> [AIM OF THE TASK]:
Set the data down again, word for word, as it appears below.

> [SOURCE DATA]:
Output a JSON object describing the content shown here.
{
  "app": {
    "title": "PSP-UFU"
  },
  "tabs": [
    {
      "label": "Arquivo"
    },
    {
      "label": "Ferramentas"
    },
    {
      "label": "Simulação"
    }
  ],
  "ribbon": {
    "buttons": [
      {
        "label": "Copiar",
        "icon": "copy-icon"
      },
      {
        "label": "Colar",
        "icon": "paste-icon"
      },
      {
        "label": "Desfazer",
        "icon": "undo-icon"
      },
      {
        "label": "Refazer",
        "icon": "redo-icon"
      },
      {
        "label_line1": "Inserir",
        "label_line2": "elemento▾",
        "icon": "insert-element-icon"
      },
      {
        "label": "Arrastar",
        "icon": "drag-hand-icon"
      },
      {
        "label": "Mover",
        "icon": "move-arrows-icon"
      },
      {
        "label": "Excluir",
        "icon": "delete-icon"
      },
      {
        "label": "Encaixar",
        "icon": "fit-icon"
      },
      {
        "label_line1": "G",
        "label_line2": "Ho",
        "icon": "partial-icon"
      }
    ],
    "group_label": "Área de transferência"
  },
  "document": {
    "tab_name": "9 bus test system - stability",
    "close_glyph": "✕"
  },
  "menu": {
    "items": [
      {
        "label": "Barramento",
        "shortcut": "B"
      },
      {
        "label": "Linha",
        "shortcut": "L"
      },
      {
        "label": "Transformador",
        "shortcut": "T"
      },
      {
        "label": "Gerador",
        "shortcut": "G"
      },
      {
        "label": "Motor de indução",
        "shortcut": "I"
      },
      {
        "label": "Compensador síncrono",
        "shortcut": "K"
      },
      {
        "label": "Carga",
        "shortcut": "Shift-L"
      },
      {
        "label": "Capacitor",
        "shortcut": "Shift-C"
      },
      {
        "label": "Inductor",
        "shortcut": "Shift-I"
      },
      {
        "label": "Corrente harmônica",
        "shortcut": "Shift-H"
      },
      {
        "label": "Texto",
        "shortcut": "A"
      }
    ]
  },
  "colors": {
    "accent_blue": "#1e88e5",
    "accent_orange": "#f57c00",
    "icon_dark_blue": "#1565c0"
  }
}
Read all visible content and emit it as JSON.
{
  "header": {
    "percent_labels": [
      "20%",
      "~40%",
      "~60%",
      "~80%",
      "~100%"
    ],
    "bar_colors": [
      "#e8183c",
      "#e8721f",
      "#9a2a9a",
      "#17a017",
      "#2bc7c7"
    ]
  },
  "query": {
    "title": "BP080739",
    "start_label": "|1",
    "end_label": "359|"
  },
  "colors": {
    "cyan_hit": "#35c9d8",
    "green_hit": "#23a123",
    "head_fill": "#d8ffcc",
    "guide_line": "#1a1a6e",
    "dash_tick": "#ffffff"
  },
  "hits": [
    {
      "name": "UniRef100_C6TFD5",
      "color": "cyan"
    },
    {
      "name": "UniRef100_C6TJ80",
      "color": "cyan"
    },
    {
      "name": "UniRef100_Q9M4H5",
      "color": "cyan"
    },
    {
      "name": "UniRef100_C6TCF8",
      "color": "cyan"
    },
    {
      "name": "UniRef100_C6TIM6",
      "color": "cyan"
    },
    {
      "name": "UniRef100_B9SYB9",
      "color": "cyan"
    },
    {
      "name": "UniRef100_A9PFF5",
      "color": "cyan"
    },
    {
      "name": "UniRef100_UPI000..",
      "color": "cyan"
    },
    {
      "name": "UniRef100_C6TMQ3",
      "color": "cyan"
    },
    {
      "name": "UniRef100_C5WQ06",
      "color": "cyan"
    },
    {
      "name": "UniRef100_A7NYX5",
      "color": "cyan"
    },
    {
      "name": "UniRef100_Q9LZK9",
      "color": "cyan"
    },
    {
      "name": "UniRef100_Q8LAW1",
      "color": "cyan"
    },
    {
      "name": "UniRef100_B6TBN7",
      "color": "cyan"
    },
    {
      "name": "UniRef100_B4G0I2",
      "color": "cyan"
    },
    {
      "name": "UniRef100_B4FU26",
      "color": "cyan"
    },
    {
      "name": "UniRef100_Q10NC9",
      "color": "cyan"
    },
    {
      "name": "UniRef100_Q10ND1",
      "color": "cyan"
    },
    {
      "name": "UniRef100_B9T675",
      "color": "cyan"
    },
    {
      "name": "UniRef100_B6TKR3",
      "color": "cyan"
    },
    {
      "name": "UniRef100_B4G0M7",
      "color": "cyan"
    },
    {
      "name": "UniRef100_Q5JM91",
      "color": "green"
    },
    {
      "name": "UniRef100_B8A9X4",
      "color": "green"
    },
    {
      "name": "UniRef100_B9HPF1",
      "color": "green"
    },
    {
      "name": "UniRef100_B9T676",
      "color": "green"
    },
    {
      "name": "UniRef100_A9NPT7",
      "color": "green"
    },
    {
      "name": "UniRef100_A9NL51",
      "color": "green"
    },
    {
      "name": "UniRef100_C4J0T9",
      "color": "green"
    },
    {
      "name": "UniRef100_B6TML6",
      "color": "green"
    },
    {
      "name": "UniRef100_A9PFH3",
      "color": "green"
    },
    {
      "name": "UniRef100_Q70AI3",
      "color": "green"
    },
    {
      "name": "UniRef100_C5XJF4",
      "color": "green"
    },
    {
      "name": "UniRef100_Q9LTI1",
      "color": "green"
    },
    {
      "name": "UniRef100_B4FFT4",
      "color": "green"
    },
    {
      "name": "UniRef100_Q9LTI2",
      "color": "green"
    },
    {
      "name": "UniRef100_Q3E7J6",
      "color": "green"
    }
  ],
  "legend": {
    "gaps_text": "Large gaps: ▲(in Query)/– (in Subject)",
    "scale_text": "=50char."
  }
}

> [RESULT OF THIS TASK]:
Output a JSON object describing the content shown here.
{
  "app": {
    "title": "PSP-UFU"
  },
  "tabs": [
    {
      "label": "Arquivo"
    },
    {
      "label": "Ferramentas"
    },
    {
      "label": "Simulação"
    }
  ],
  "ribbon": {
    "buttons": [
      {
        "label": "Copiar",
        "icon": "copy-icon"
      },
      {
        "label": "Colar",
        "icon": "paste-icon"
      },
      {
        "label": "Desfazer",
        "icon": "undo-icon"
      },
      {
        "label": "Refazer",
        "icon": "redo-icon"
      },
      {
        "label_line1": "Inserir",
        "label_line2": "elemento▾",
        "icon": "insert-element-icon"
      },
      {
        "label": "Arrastar",
        "icon": "drag-hand-icon"
      },
      {
        "label": "Mover",
        "icon": "move-arrows-icon"
      },
      {
        "label": "Excluir",
        "icon": "delete-icon"
      },
      {
        "label": "Encaixar",
        "icon": "fit-icon"
      },
      {
        "label_line1": "G",
        "label_line2": "Ho",
        "icon": "partial-icon"
      }
    ],
    "group_label": "Área de transferência"
  },
  "document": {
    "tab_name": "9 bus test system - stability",
    "close_glyph": "✕"
  },
  "menu": {
    "items": [
      {
        "label": "Barramento",
        "shortcut": "B"
      },
      {
        "label": "Linha",
        "shortcut": "L"
      },
      {
        "label": "Transformador",
        "shortcut": "T"
      },
      {
        "label": "Gerador",
        "shortcut": "G"
      },
      {
        "label": "Motor de indução",
        "shortcut": "I"
      },
      {
        "label": "Compensador síncrono",
        "shortcut": "K"
      },
      {
        "label": "Carga",
        "shortcut": "Shift-L"
      },
      {
        "label": "Capacitor",
        "shortcut": "Shift-C"
      },
      {
        "label": "Inductor",
        "shortcut": "Shift-I"
      },
      {
        "label": "Corrente harmônica",
        "shortcut": "Shift-H"
      },
      {
        "label": "Texto",
        "shortcut": "A"
      }
    ]
  },
  "colors": {
    "accent_blue": "#1e88e5",
    "accent_orange": "#f57c00",
    "icon_dark_blue": "#1565c0"
  }
}
Read all visible content and emit it as JSON.
{
  "header": {
    "percent_labels": [
      "20%",
      "~40%",
      "~60%",
      "~80%",
      "~100%"
    ],
    "bar_colors": [
      "#e8183c",
      "#e8721f",
      "#9a2a9a",
      "#17a017",
      "#2bc7c7"
    ]
  },
  "query": {
    "title": "BP080739",
    "start_label": "|1",
    "end_label": "359|"
  },
  "colors": {
    "cyan_hit": "#35c9d8",
    "green_hit": "#23a123",
    "head_fill": "#d8ffcc",
    "guide_line": "#1a1a6e",
    "dash_tick": "#ffffff"
  },
  "hits": [
    {
      "name": "UniRef100_C6TFD5",
      "color": "cyan"
    },
    {
      "name": "UniRef100_C6TJ80",
      "color": "cyan"
    },
    {
      "name": "UniRef100_Q9M4H5",
      "color": "cyan"
    },
    {
      "name": "UniRef100_C6TCF8",
      "color": "cyan"
    },
    {
      "name": "UniRef100_C6TIM6",
      "color": "cyan"
    },
    {
      "name": "UniRef100_B9SYB9",
      "color": "cyan"
    },
    {
      "name": "UniRef100_A9PFF5",
      "color": "cyan"
    },
    {
      "name": "UniRef100_UPI000..",
      "color": "cyan"
    },
    {
      "name": "UniRef100_C6TMQ3",
      "color": "cyan"
    },
    {
      "name": "UniRef100_C5WQ06",
      "color": "cyan"
    },
    {
      "name": "UniRef100_A7NYX5",
      "color": "cyan"
    },
    {
      "name": "UniRef100_Q9LZK9",
      "color": "cyan"
    },
    {
      "name": "UniRef100_Q8LAW1",
      "color": "cyan"
    },
    {
      "name": "UniRef100_B6TBN7",
      "color": "cyan"
    },
    {
      "name": "UniRef100_B4G0I2",
      "color": "cyan"
    },
    {
      "name": "UniRef100_B4FU26",
      "color": "cyan"
    },
    {
      "name": "UniRef100_Q10NC9",
      "color": "cyan"
    },
    {
      "name": "UniRef100_Q10ND1",
      "color": "cyan"
    },
    {
      "name": "UniRef100_B9T675",
      "color": "cyan"
    },
    {
      "name": "UniRef100_B6TKR3",
      "color": "cyan"
    },
    {
      "name": "UniRef100_B4G0M7",
      "color": "cyan"
    },
    {
      "name": "UniRef100_Q5JM91",
      "color": "green"
    },
    {
      "name": "UniRef100_B8A9X4",
      "color": "green"
    },
    {
      "name": "UniRef100_B9HPF1",
      "color": "green"
    },
    {
      "name": "UniRef100_B9T676",
      "color": "green"
    },
    {
      "name": "UniRef100_A9NPT7",
      "color": "green"
    },
    {
      "name": "UniRef100_A9NL51",
      "color": "green"
    },
    {
      "name": "UniRef100_C4J0T9",
      "color": "green"
    },
    {
      "name": "UniRef100_B6TML6",
      "color": "green"
    },
    {
      "name": "UniRef100_A9PFH3",
      "color": "green"
    },
    {
      "name": "UniRef100_Q70AI3",
      "color": "green"
    },
    {
      "name": "UniRef100_C5XJF4",
      "color": "green"
    },
    {
      "name": "UniRef100_Q9LTI1",
      "color": "green"
    },
    {
      "name": "UniRef100_B4FFT4",
      "color": "green"
    },
    {
      "name": "UniRef100_Q9LTI2",
      "color": "green"
    },
    {
      "name": "UniRef100_Q3E7J6",
      "color": "green"
    }
  ],
  "legend": {
    "gaps_text": "Large gaps: ▲(in Query)/– (in Subject)",
    "scale_text": "=50char."
  }
}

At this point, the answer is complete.